It might be best to start with the trigger warnings, recently added after a walkout on opening night for Cordelia Lynn’s play: “Gun and war sound effects; simulated sexual violence against women.” There is much more of the latter in this play (which is debuting in Canada after its 2015 opening in the playwright’s native London), a devastating account of a young woman forced into sexual slavery in a war-torn country.
Lela (played with clear-eyed commitment by Jenna Harris, herself an accomplished playwright) starts at the beginning, with her birth and childhood. She has an exceptional memory for details, but in telling recitation, she’s frequently interrupted by the male figures (all portrayed by Graham Cuthbertson) in her story as she tells it (a plot device Toronto audiences may recall from Rachel Blair’s A Man Walks Into A Bar).
As Lela comes into adulthood, she learns not to contradict these men, and her family circumstances go from restricted but safe, to isolated and threatened. Her world shrinks from her village, to an apartment, to a room. As her world contracts, the men cease interrupting her; her story no longer matters to them, as she has become property, the “product” of the play’s title.
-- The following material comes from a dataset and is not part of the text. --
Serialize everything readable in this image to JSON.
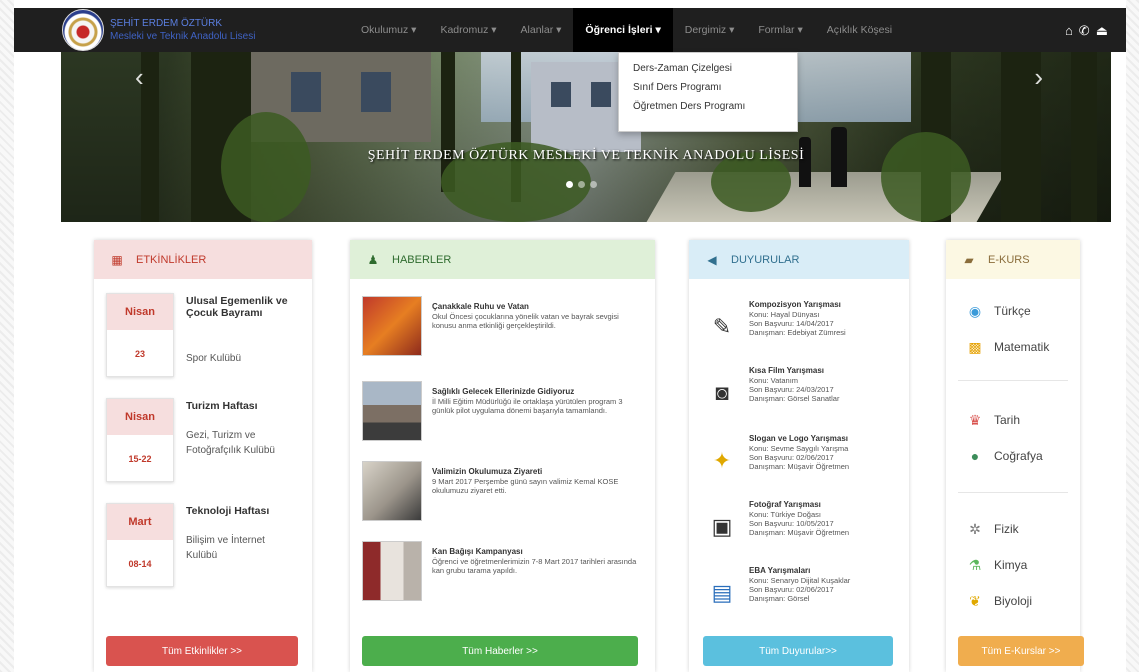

During this monologue by her “husband,” laid out in chillingly crisp detail by Cuthbertson’s most ruthless character, Lela occupies herself by scrubbing the in-the-round stage—with her bare hands. With her world reduced to a four windowless walls, cleanliness becomes one of her only ways of controlling her environment.
Lack of a trigger warning aside, Seventh Stage, director Melissa-Jane Shaw’s feminist-focused theatre company, has put a lot of thought into programming this harrowing show with Discord and Din Theatre. There are talkbacks after each performance, with representatives from organizations like White Ribbon and [free-them]; Shaw has even provided a direct phone number in the program for audience members seeking support or ideas for activist involvement.
From a comparison with the London reviews, Shaw has also done some adaption as well, situating the story in a specific war and time, and expanding Cuthbertson’s roles somewhat, including a Canadian peacekeeper as one of Lela’s “clients.” It’s an effort to drive home our complicity, and wilful blindness to the continued existence of sexual slaves even within our own borders.
There’s a “happy” ending of sorts, in which Lela, despite great hardship and loss, escapes back to her village and is welcomed back. But maybe, she suggests, that’s the comfortable lie again, the convenient one perpetrated like the others, and she hints that she now lives somewhere in the middle. The telling of her story is the only justice she has available to her, even if it’s only partly her truth.
To October 5, The Theatre Centre Incubator (1115 Queen Street West), Tuesday-Saturday, 8 p.m., Saturday-Sunday, 2 p.m., $15-$30 (Sunday PWYC matinees).